● Exercise brief
A single number is all that's needed: how many lines in the data contain the string "author".

● Given data
= Beginning of Section =
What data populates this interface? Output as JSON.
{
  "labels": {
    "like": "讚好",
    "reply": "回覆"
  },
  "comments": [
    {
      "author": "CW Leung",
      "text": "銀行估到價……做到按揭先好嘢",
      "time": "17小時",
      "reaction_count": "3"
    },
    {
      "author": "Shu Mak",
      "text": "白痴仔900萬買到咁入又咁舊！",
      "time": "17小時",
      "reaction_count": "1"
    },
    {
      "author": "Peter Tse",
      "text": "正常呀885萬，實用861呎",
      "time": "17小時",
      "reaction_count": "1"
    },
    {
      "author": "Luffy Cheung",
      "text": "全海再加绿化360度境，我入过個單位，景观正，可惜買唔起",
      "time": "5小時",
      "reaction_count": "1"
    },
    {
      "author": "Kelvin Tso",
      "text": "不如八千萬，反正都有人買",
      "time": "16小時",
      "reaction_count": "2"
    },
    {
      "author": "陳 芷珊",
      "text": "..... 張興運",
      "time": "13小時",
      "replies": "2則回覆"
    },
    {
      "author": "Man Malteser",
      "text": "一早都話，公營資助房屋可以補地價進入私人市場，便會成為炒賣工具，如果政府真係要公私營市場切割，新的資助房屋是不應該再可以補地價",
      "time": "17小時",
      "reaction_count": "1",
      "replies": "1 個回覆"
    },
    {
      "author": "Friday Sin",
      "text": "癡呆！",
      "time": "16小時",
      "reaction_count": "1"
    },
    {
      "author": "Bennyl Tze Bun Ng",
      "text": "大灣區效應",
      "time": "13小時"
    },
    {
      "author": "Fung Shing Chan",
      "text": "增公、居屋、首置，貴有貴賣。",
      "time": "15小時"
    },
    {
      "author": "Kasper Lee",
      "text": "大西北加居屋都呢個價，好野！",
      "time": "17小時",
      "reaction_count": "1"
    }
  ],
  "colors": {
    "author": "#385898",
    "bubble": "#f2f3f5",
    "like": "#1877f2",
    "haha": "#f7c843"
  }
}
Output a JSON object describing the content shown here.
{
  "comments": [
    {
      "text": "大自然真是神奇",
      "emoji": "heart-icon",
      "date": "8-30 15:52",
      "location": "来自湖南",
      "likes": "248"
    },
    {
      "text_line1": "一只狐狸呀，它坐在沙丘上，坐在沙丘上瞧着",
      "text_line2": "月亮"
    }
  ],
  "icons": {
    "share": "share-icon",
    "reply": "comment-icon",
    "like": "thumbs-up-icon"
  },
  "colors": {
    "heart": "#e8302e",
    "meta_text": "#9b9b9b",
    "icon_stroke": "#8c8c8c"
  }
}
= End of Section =
● Output of the exercise
12